Last April I was in Puerto Vallarta for 5 days for my cousin’s wedding. The trip had been filled with the usual family joys and tensions, and while I enjoyed the beach and the pool and the margaritas – I was at the same time having incredibly vivid and strange dreams, and was missing my husband and daughters, who had not been able to join me on this trip.
On my last day in Mexico, a feeling of foreboding had been haunting me, but I made it to the airport and had no sense of trouble when I got on my flight home to Toronto at 3:30pm that Sunday afternoon.
We knew at takeoff that there was stormy weather in Toronto. For whatever reason, our plane arrived early in Toronto air space, just in time to catch the tail end of the storm. And so, since we were early, we had to circle the airport in rough turbulence the likes of which I have never experienced. I am a seasoned flyer, and turbulence does not generally upset me, so perhaps it was because the turbulence went on so long (I think about 10 minutes although it felt like hours) and was so unrelentingly rough that in the midst of it, I started to cry. Not just a few tears, but hot streaming tears down my face and quiet gasping sobs I tried to pretend was coughing. I buried my face in my book to hide my tears, embarrassed for anyone to see how upset I was.

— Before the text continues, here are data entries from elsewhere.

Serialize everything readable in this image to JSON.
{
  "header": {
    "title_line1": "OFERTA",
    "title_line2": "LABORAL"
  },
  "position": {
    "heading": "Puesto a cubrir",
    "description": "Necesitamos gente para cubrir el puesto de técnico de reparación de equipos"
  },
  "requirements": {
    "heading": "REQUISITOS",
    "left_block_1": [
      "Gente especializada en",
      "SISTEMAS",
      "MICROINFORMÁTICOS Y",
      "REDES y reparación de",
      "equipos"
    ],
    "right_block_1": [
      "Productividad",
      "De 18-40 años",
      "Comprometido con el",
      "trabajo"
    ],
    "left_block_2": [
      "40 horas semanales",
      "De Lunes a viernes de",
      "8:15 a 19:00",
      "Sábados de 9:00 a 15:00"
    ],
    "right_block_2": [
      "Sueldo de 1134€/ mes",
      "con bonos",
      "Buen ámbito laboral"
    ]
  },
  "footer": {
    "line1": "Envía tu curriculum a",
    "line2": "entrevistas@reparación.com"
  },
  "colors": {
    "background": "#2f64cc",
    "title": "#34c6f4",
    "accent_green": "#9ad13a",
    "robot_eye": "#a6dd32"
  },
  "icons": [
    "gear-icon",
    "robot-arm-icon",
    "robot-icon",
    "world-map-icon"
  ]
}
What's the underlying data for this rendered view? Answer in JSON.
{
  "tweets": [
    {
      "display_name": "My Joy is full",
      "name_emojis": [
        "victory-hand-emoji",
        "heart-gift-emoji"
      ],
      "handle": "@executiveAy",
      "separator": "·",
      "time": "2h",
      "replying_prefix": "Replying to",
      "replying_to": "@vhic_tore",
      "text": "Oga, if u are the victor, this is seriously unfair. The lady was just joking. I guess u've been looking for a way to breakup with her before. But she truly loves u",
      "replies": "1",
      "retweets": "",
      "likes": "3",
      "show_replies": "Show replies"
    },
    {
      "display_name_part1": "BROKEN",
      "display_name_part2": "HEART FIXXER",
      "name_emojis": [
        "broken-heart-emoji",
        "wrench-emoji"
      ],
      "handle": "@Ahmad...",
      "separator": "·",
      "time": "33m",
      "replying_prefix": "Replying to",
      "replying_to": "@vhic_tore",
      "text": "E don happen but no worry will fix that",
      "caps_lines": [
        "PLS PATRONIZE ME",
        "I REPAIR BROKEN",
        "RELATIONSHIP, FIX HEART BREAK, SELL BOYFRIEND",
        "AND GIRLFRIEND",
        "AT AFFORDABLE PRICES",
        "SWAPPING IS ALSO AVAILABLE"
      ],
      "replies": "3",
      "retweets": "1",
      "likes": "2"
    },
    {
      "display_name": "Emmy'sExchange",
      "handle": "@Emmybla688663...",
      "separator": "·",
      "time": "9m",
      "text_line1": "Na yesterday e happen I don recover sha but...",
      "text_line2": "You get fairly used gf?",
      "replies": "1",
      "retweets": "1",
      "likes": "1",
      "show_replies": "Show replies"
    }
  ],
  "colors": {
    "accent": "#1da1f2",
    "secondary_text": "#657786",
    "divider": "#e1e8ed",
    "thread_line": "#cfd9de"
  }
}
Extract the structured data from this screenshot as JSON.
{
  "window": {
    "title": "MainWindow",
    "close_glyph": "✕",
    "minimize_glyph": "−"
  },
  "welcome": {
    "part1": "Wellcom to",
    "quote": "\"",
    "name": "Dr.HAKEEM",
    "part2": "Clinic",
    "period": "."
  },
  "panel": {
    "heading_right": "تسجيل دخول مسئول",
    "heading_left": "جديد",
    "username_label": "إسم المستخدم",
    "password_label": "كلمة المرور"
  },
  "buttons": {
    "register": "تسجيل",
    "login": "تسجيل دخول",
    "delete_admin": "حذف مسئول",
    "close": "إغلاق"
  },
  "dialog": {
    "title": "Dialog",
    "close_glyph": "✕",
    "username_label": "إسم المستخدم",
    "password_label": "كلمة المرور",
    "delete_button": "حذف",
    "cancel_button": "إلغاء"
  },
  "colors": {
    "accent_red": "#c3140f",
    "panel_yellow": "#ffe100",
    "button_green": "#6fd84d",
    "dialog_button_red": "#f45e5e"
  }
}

As the turbulence went on and on, I took a moment to look around and I saw white knuckles clenched on arm rests and people with their eyes closed and their lips moving, and I heard people using their air-sickness bags.
So in that moment I was actually afraid for my life.
And I knew at one point that it didn’t matter to me if I died, I just wanted to see my children and my husband again, to tell them I loved them and hold them in my arms. I knew they were waiting for me on the ground below…and dramatic as it sounds now, I didn’t want my girls to grow up without a mother.
It may not surprise you to hear that in that moment I started talking with God. Praying.
Mostly I hoped he would help me to stop crying. And I promised him anything if he would make it possible for me to see my children again. And then I heard these words in a loud, clear, almost booming male voice:
“Write the words, speak the words, write every single word.”
And I heard this over and over again as the plane was tossed through the air. With every plummet and creak on the plane, every jolting movement I heard: “Write. The. Words., Speak. The. Words., Write. Every. Single. Word. Hear my roaring words in your heart and write the words.”
So loud and clear and so unexpected were these words that I looked up and down the aisles to see if someone was speaking, I looked around to see if others were hearing what I was hearing. They were not. These words were for me.
And so, as you do when speaking with God on a storm-tossed airplane over Pearson, I promised him everything. I whispered to him through my tears that I would write the words, write every single word, that I would speak the words, that I would hear and write and speak the words he has placed, like a roaring storm, in my heart.
And so I write…because this is not a directive that you ignore.
Certainly, when we landed (and everyone on the plane with me clapped and cheered when our wheels finally touched the runway) I was overjoyed to see my family, I laughed and cried to see them and I hugged them so tight they couldn’t breathe. And they laughed at me because it had only been 5 days. But I have a renewed sense of gratitude for them. I am less willing now to be parted from them.
And I wasn’t sure that I was ever supposed to write about this experience, which happened 8 months ago. And perhaps today as I post this I will be able to laugh at my fear of writing about the very experience that drives me to continue writing. And since that day in April, in my moments of doubt, in moments of meditation, when I ask the Divine how I can serve not myself but a higher purpose, the answer is always the same: write. Write every single word. Write what’s in your heart.
I do not get the sense that I am supposed to write fiction or poetry although I am certain that I could.
I am supposed to write what’s in my heart because someone, somewhere is supposed to read it, to hear it…perhaps it’s you.
Perhaps you too have had a direct encounter with the Divine, and your purpose or the way forward has been revealed to you in a beautiful and transformative way.
Perhaps you have made changes, small or sweeping, to your life based on that encounter, so filled with wisdom, truth and love.
And perhaps, like me, you know how blessed you are, you know you have been changed by your encounter with the divine storm. In a moment of terror or grief or pain you were cracked open, and the light got in.
And so I strive to remain open to further direction and guidance. Whether flying through a storm, or safe on my meditation cushion, or walking the forest trails…I listen. I write. I speak.
And I am so very grateful that I can.